They are beloved because they don't burn petrol, and provide exercise in addition to their transportation function. But around here they are seldom actual transportation. I am of federalist and libertarian bent, so I approve of Seattle and Boston and Miami making their own decisions about bicycles, not caring a fig for what I say. Colleges, which create their own urban densities and have lots of young exercising people with short-distance transportation needs, should be able to arm-wrestle with their local governments about regulations as well.
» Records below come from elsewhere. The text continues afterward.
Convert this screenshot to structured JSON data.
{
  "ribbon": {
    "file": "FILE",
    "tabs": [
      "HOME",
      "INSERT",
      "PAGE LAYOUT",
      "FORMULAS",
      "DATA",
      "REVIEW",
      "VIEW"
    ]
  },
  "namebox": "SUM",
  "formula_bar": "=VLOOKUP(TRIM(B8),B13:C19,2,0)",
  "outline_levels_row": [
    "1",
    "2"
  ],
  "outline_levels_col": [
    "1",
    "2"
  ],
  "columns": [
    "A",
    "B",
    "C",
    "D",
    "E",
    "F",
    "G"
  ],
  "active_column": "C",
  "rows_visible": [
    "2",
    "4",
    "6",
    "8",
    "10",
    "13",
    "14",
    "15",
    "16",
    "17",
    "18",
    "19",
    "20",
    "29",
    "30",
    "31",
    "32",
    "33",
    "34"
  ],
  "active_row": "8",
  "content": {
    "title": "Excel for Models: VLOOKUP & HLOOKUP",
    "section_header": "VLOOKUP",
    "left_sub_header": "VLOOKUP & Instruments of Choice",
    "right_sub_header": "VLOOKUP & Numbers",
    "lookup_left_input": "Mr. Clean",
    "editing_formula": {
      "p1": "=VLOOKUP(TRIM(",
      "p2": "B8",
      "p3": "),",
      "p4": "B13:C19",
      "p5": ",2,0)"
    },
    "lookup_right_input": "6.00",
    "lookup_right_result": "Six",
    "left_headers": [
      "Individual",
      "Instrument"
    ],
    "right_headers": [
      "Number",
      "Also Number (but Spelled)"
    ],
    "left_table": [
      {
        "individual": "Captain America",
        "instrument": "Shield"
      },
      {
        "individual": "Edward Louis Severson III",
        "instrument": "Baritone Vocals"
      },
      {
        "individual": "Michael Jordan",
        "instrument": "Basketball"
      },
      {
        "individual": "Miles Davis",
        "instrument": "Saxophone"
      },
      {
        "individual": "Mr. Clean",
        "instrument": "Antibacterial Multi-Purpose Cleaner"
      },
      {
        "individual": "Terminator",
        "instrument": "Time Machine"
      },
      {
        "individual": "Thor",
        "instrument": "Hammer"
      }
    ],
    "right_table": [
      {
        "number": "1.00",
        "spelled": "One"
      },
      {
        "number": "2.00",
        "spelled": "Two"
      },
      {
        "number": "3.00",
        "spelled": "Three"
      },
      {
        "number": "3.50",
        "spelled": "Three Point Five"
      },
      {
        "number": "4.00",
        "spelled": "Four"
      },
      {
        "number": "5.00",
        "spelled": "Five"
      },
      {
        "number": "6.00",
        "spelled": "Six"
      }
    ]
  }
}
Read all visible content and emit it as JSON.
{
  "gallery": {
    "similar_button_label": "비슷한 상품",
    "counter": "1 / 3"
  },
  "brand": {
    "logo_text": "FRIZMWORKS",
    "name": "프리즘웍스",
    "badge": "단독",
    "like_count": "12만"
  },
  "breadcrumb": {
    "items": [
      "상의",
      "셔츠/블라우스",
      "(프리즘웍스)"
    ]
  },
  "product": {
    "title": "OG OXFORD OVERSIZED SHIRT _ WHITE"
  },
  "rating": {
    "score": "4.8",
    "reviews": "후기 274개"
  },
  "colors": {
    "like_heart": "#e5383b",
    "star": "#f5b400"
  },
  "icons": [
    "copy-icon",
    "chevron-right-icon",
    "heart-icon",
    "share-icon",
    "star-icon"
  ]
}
Yet the arguments in favor of making the public thruways bicycle-friendly are an excellent example of logical ideas that look great at first, but evaporate one step later. Cyclists' taxes go to the construction and upkeep of roads, why shouldn't they benefit as well? Yes, fine, but the same could be said about airport runways and train tracks. The reasons we would not insist cyclists could use those would be the same for cars. Plus, we did not upgrade those roads to current standards for bicyclists. That the smoothness and directness are also useful for them is a by-product.
Saving oil? Fairly negligible. Decreasing congestion? A good point, yet at what cost to safety? But isn't the safety issue mostly the fault of huge heavy cars and trucks, risk borne by the vulnerable two-wheeled driver? Another almost-good point. I would say you can't have that both ways. If your argument is that you are bearing the primary risk, then fine, it's your risk, and I don't want to hear any more about it. But if you think accommodations should be made beyond an obvious minimum for cyclists, then accommodations. You are now affecting others and their choices.
The width of roads was built for "autos plus a bit." Bicycles have lived in the bit. They want more "bit," which I can understand, because it is safer for them. I consider that a small cost on many roads. Glad to let them get the extra bit. Yet as soon as one gets to intersections and turns - which I think is unavoidable - the car-bicycle interaction gets quickly more complicated. I have yet to fully get how bicycle lanes make things better at those points.
I seldom encounter commuter cyclists. What I see are recreational cyclists, who think they should be able to tee off on - no, I'm sorry, those are golfers; jet ski across - no I'm sorry that's recreation on the water; cast their lines across - no, that's fishermen; set up a deer stand on - no, that's hunting; put up bleachers, shelves, picnic benches - no, those are other recreational choices - on the roads because...well, because. Because they are exercising on outmoded-design vehicles and aren't burning coal, I suppose, so we should therefore defer to them.
My experience is that I have to thread the needle with my car - which the road was designed for - to avoid hitting them or infringing into the lane of another large vehicle. The complaints that they are rude and don't follow the rules of the road may be so, but that is not my experience. My experience is people on speedy but fragile unprotected bits of metal, singly or in groups, taking up dangerous amounts of my lane.